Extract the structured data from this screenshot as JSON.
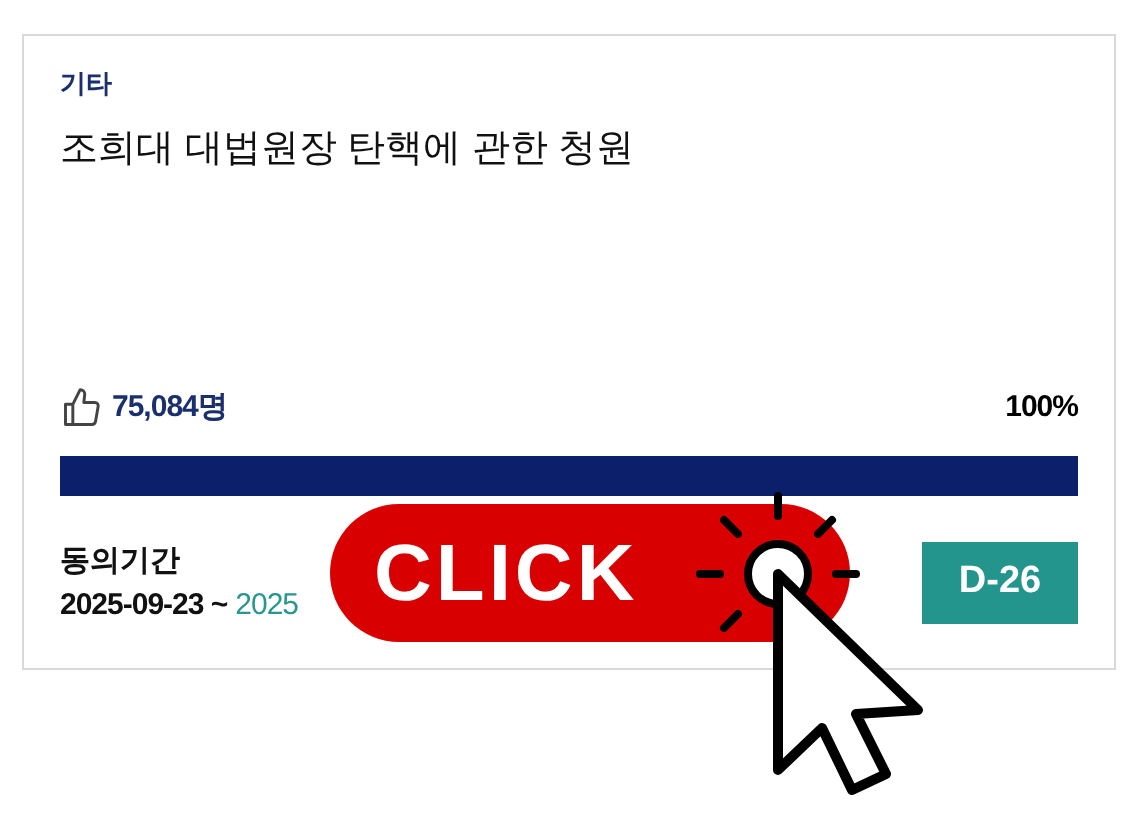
{
  "card": {
    "category": "기타",
    "title": "조희대 대법원장 탄핵에 관한 청원",
    "votes": "75,084명",
    "percent": "100%",
    "progress": {
      "level": 1
    },
    "period_label": "동의기간",
    "period_start": "2025-09-23 ~",
    "period_end": "2025",
    "dday": "D-26"
  },
  "overlay": {
    "label": "CLICK"
  }
}
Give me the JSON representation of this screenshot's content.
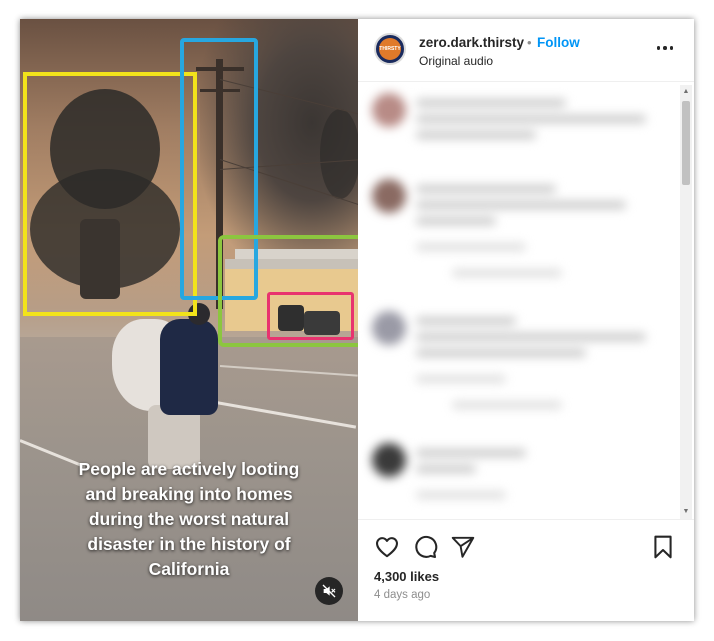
{
  "post": {
    "username": "zero.dark.thirsty",
    "follow_label": "Follow",
    "separator": "•",
    "audio": "Original audio",
    "avatar_text": "THIRSTY",
    "likes": "4,300 likes",
    "date": "4 days ago"
  },
  "video": {
    "caption": "People are actively looting\nand breaking into homes\nduring the worst natural\ndisaster in the history of\nCalifornia",
    "muted": true
  },
  "annotations": {
    "colors": {
      "yellow": "#f2e31a",
      "blue": "#27a7e0",
      "green": "#8cc63f",
      "red": "#e8336f"
    }
  },
  "icons": {
    "like": "heart-icon",
    "comment": "comment-icon",
    "share": "send-icon",
    "save": "bookmark-icon",
    "more": "more-options-icon",
    "mute": "muted-speaker-icon"
  },
  "colors": {
    "link": "#0095f6",
    "text": "#262626",
    "muted_text": "#8e8e8e"
  }
}
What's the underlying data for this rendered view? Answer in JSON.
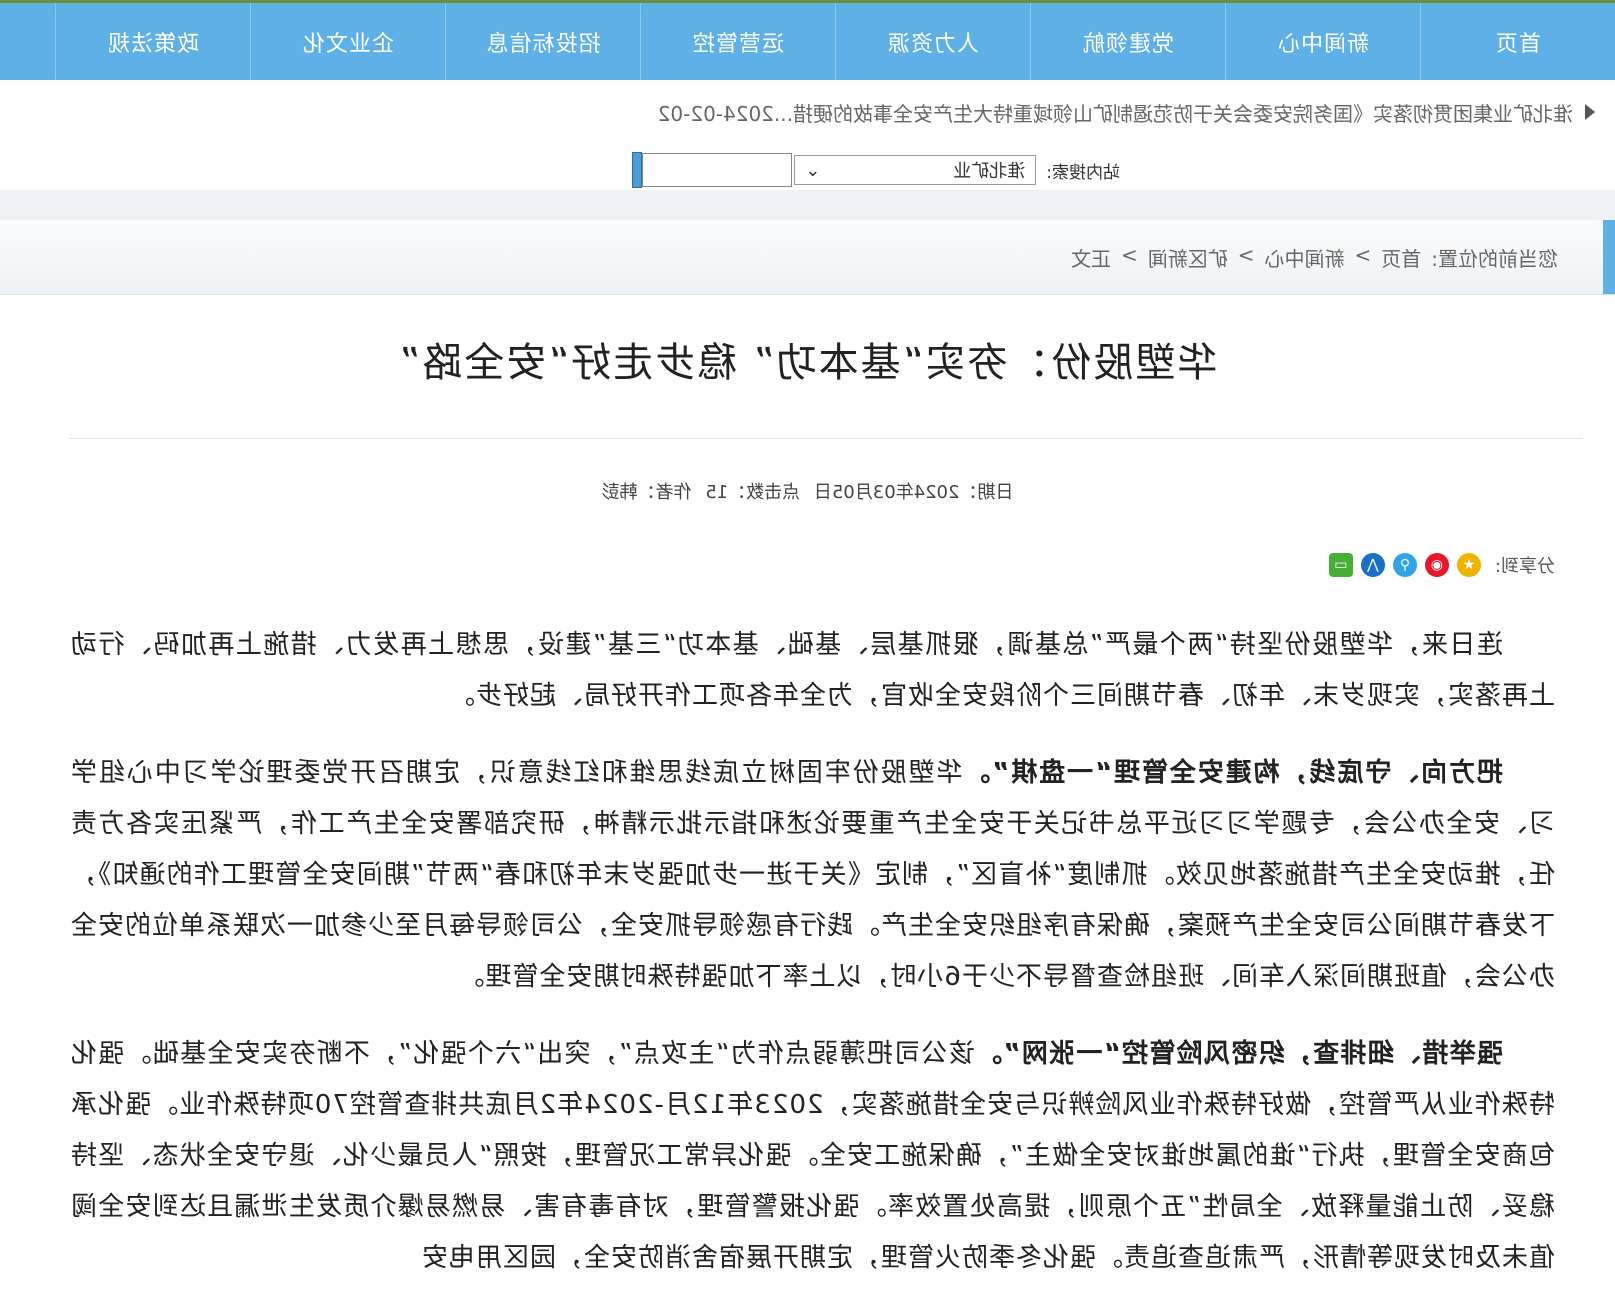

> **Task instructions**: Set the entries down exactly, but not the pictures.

> **Exercise solution**:
Extract the structured data from this screenshot as JSON.
{
  "card": {
    "category": "기타",
    "title": "조희대 대법원장 탄핵에 관한 청원",
    "votes": "75,084명",
    "percent": "100%",
    "progress": {
      "level": 1
    },
    "period_label": "동의기간",
    "period_start": "2025-09-23 ~",
    "period_end": "2025",
    "dday": "D-26"
  },
  "overlay": {
    "label": "CLICK"
  }
}
Give me the JSON representation of this screenshot's content.
{
  "post": {
    "username": "zero.dark.thirsty",
    "follow_label": "Follow",
    "separator": "•",
    "audio": "Original audio",
    "avatar_text": "THIRSTY",
    "likes": "4,300 likes",
    "date": "4 days ago"
  },
  "video": {
    "caption": "People are actively looting\nand breaking into homes\nduring the worst natural\ndisaster in the history of\nCalifornia",
    "muted": true
  },
  "annotations": {
    "colors": {
      "yellow": "#f2e31a",
      "blue": "#27a7e0",
      "green": "#8cc63f",
      "red": "#e8336f"
    }
  },
  "icons": {
    "like": "heart-icon",
    "comment": "comment-icon",
    "share": "send-icon",
    "save": "bookmark-icon",
    "more": "more-options-icon",
    "mute": "muted-speaker-icon"
  },
  "colors": {
    "link": "#0095f6",
    "text": "#262626",
    "muted_text": "#8e8e8e"
  }
}
What's the underlying data for this rendered view? Answer in JSON.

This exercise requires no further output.